Data for review START

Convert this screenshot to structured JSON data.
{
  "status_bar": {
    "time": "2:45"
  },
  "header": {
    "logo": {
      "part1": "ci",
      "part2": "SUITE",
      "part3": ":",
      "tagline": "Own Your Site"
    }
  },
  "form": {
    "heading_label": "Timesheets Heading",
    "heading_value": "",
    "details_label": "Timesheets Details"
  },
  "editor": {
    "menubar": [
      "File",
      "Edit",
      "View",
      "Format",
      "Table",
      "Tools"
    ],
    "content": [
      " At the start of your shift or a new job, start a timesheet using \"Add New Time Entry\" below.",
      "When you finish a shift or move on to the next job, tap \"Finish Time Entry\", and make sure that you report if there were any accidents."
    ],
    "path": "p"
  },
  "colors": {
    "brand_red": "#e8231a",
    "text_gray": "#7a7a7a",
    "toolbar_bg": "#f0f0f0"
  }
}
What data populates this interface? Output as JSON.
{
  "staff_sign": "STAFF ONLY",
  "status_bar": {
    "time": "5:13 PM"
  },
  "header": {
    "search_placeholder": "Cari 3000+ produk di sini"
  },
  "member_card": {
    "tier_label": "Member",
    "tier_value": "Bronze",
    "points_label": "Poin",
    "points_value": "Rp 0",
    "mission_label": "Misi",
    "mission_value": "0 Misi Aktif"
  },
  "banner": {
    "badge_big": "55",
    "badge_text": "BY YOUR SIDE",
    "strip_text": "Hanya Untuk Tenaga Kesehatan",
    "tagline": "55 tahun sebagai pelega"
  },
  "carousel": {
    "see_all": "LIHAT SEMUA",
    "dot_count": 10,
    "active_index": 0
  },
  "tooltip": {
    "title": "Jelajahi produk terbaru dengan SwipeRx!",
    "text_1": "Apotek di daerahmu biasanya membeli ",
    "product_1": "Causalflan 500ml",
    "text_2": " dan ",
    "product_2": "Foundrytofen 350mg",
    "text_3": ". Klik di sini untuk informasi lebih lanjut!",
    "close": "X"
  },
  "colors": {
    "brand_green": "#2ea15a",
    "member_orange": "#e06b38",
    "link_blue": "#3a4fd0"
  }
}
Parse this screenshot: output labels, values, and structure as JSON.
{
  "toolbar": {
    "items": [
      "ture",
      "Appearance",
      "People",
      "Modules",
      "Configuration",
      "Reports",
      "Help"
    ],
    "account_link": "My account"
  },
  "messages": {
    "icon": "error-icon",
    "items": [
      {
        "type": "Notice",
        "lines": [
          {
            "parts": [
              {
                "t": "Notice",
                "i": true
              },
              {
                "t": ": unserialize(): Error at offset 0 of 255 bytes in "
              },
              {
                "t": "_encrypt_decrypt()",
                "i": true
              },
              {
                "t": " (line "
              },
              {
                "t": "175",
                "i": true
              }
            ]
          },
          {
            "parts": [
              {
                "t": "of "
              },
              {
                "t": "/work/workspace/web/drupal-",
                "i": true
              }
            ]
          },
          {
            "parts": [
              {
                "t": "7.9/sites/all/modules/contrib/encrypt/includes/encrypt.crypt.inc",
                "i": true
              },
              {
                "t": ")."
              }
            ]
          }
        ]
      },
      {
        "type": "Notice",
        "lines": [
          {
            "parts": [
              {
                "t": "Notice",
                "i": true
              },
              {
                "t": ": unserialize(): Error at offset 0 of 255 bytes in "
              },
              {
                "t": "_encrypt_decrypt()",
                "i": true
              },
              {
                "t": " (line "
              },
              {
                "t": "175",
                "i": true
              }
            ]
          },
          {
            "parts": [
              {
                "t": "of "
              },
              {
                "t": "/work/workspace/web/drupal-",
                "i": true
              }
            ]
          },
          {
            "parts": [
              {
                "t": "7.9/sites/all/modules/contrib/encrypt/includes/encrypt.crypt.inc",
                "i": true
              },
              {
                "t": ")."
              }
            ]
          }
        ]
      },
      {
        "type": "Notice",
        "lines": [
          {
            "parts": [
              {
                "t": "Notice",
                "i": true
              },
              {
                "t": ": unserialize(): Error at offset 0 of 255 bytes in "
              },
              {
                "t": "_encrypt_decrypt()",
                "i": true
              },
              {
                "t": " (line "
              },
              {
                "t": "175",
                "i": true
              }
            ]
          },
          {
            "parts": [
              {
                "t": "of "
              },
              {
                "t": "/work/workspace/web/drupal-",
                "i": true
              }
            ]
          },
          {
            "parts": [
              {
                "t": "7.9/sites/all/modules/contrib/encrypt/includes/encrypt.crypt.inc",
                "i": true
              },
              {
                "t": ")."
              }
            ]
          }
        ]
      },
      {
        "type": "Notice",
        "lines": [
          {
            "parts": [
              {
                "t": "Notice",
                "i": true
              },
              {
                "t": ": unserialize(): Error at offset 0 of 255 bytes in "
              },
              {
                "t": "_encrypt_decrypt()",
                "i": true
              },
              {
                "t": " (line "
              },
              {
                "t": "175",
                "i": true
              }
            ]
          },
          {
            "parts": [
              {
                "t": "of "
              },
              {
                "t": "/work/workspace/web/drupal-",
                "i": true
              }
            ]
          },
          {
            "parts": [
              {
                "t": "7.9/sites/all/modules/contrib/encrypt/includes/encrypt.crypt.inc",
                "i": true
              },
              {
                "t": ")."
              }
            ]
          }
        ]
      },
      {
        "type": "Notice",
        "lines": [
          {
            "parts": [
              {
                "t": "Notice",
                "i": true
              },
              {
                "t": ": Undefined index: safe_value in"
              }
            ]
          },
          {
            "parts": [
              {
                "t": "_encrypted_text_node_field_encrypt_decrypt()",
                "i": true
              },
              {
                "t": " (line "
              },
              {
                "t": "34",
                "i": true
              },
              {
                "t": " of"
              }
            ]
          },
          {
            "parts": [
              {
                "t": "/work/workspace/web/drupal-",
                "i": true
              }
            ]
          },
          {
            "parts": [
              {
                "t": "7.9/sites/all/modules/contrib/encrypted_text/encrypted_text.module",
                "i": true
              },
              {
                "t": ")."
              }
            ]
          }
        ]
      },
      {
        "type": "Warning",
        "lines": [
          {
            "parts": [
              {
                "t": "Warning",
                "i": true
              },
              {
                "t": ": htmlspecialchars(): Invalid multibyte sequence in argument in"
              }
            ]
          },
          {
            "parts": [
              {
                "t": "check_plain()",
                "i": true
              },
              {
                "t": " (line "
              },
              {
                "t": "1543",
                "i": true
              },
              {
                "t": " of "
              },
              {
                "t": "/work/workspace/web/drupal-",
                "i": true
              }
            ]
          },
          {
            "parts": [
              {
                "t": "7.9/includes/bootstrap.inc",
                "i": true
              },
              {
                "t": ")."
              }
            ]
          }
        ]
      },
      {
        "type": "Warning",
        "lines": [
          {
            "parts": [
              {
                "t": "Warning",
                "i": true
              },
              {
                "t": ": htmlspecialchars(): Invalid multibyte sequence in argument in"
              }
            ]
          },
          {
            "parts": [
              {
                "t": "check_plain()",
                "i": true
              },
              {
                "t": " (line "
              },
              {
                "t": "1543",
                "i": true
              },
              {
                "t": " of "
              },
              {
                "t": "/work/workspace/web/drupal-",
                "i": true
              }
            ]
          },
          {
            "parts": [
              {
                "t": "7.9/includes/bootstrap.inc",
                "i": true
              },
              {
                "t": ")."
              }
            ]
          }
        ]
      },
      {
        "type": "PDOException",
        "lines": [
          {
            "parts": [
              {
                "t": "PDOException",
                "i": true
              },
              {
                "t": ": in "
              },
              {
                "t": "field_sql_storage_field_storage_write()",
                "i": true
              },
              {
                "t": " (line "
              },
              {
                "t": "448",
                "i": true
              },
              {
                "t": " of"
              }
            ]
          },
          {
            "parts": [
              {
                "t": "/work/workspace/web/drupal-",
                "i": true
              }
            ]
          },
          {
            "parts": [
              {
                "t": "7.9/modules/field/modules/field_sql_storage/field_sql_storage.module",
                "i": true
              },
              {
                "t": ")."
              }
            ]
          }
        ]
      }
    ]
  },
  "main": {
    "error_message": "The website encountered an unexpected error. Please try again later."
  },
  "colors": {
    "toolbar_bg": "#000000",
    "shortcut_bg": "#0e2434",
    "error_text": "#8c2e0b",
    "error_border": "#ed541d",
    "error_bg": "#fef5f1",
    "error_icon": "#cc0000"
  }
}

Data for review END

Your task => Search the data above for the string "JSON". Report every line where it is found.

Task response =>
Convert this screenshot to structured JSON data.
What data populates this interface? Output as JSON.
Parse this screenshot: output labels, values, and structure as JSON.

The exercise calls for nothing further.